Apprenticeship training has to be delivered by a registered apprenticeship training provider which can also be an employer-provider, where the employer you are training through are on the register of training providers to be able to deliver their own training requirements. If an employer acts as an employer-provider they will usually employ a number of people such as Apprenticeship Assessors, Mentors and Managers to support you through your apprenticeship programme.

During your apprenticeship you will receive a salary and all the other benefits permanent employees receive. An apprenticeship job is only for a specified time as stipulated at the beginning of your apprenticeship training which can last anything from 12 months to 5 years.

To find our more about apprenticeships please refer to our What is an Apprenticeship? guide.

Why should you start an apprenticeship?

If you are considering your post 16 options you probably wouldn't have considered an apprenticeship a few years ago and would be struggling or worrying what to do when you leave school. It is a legal requirement for you to now stay in some form of further education until the age of 18 and you now have three options A-Levels, College or an Apprenticeship.

You can start an apprenticeship at the age of 16 through the Intermediate or Advanced level apprenticeship programmes across many industry sectors from Construction, Technology or even Marketing. There are no entry requirements for the intermediate apprenticeship, however you will need at least 5 GCSE's at grade 4 (previously C grade) or above to qualify for the advanced apprenticeship. On completion of the intermediate you will gain the qualifying criteria for a level 3.

The best reason for starting an apprenticeship is on completion of each level you will receive a nationally recognised qualification from an NVQ all the way up to a degree level apprenticeship such as a Bachelors or Masters.

 

How can you become an apprentice?

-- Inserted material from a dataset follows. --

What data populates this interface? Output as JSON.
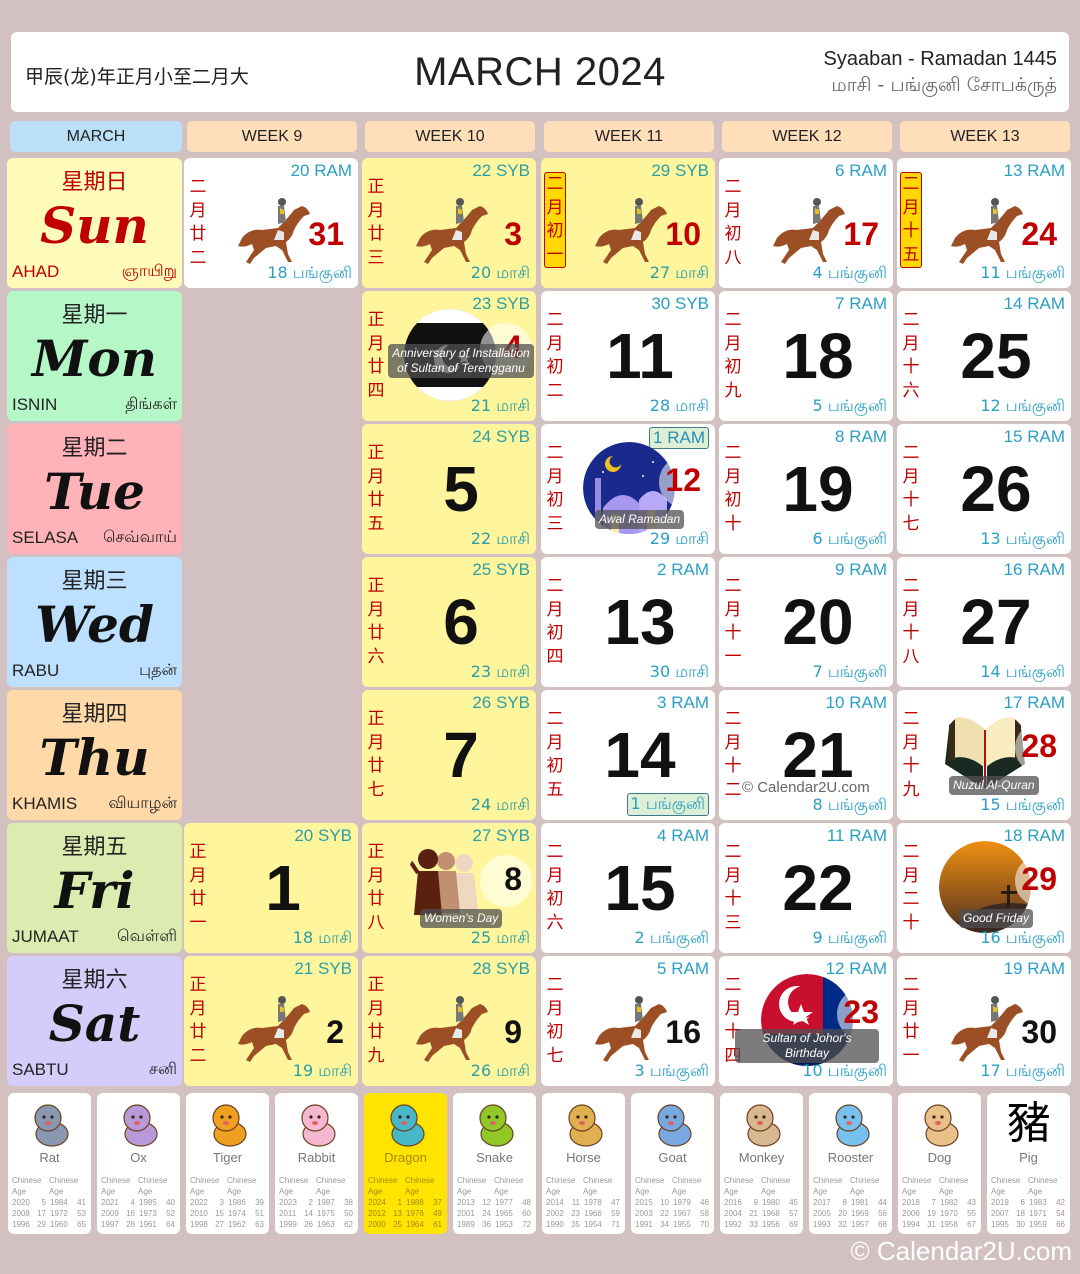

There are a number of ways to become an apprentice so we thought we would list them for you:

  • Register with websites like ourselves, there are others available.
  • Apprenticeship Job Fairs are great for meeting employers and training providers.
  • Contact training providers in your area, a simple Google search "Training providers near me" will give you the information you need.
  • Contact your local colleges or universities or visit their websites to see if they offer apprenticeship training.
  • UCAS promote apprenticeship opportunities on their website on behalf of employers.

and finally......

  • Do some research on apprenticeships and find a topic or industry that you would like to start an apprenticeship in and then research local companies in those sectors and visit their websites to see if they offer apprenticeship training and apply directly with them.

 

 



Talking Trade Apprenticeships with On the Tools.



Bricklaying Apprenticeships FAQs about Trade Apprenticeships